▸ **DESCRIPTION OF THE TASK**: Could you reproduce the entries exactly, omitting every picture?

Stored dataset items
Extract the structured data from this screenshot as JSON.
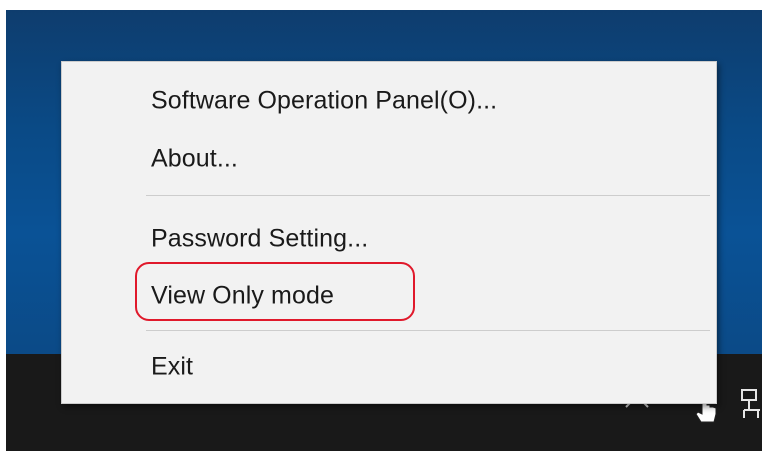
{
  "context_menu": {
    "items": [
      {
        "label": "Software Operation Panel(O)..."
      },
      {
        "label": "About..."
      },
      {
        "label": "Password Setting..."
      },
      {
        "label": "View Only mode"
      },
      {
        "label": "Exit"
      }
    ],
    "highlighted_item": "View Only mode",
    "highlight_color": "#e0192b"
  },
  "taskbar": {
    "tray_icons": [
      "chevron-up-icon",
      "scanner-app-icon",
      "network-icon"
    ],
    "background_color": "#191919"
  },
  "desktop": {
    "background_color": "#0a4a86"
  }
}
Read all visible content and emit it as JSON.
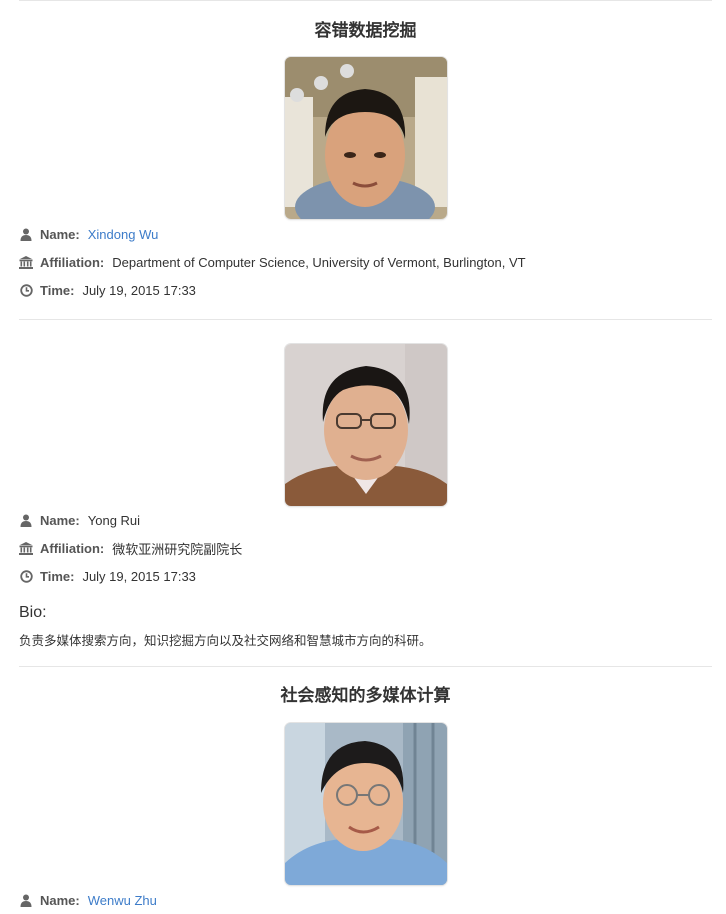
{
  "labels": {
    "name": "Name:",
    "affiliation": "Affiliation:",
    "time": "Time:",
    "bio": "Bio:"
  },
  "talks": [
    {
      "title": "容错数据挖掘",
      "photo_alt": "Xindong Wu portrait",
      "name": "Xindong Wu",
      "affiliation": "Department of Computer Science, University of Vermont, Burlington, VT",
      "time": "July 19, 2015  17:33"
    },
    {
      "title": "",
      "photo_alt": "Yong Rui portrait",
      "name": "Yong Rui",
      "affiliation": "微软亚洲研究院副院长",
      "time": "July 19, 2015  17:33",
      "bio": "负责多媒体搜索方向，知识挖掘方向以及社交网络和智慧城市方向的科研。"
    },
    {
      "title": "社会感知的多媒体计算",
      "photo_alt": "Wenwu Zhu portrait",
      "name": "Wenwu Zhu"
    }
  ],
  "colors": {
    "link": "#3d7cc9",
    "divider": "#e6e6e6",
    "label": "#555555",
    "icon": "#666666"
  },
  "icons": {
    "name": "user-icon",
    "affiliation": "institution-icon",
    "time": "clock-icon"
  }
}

▸ **SOLVED EXERCISE**:
Extract the structured data from this screenshot as JSON.
{
  "context_menu": {
    "items": [
      {
        "label": "Software Operation Panel(O)..."
      },
      {
        "label": "About..."
      },
      {
        "label": "Password Setting..."
      },
      {
        "label": "View Only mode"
      },
      {
        "label": "Exit"
      }
    ],
    "highlighted_item": "View Only mode",
    "highlight_color": "#e0192b"
  },
  "taskbar": {
    "tray_icons": [
      "chevron-up-icon",
      "scanner-app-icon",
      "network-icon"
    ],
    "background_color": "#191919"
  },
  "desktop": {
    "background_color": "#0a4a86"
  }
}
Read all visible content and emit it as JSON.
{
  "labels": {
    "name": "Name:",
    "affiliation": "Affiliation:",
    "time": "Time:",
    "bio": "Bio:"
  },
  "talks": [
    {
      "title": "容错数据挖掘",
      "photo_alt": "Xindong Wu portrait",
      "name": "Xindong Wu",
      "affiliation": "Department of Computer Science, University of Vermont, Burlington, VT",
      "time": "July 19, 2015  17:33"
    },
    {
      "title": "",
      "photo_alt": "Yong Rui portrait",
      "name": "Yong Rui",
      "affiliation": "微软亚洲研究院副院长",
      "time": "July 19, 2015  17:33",
      "bio": "负责多媒体搜索方向，知识挖掘方向以及社交网络和智慧城市方向的科研。"
    },
    {
      "title": "社会感知的多媒体计算",
      "photo_alt": "Wenwu Zhu portrait",
      "name": "Wenwu Zhu"
    }
  ],
  "colors": {
    "link": "#3d7cc9",
    "divider": "#e6e6e6",
    "label": "#555555",
    "icon": "#666666"
  },
  "icons": {
    "name": "user-icon",
    "affiliation": "institution-icon",
    "time": "clock-icon"
  }
}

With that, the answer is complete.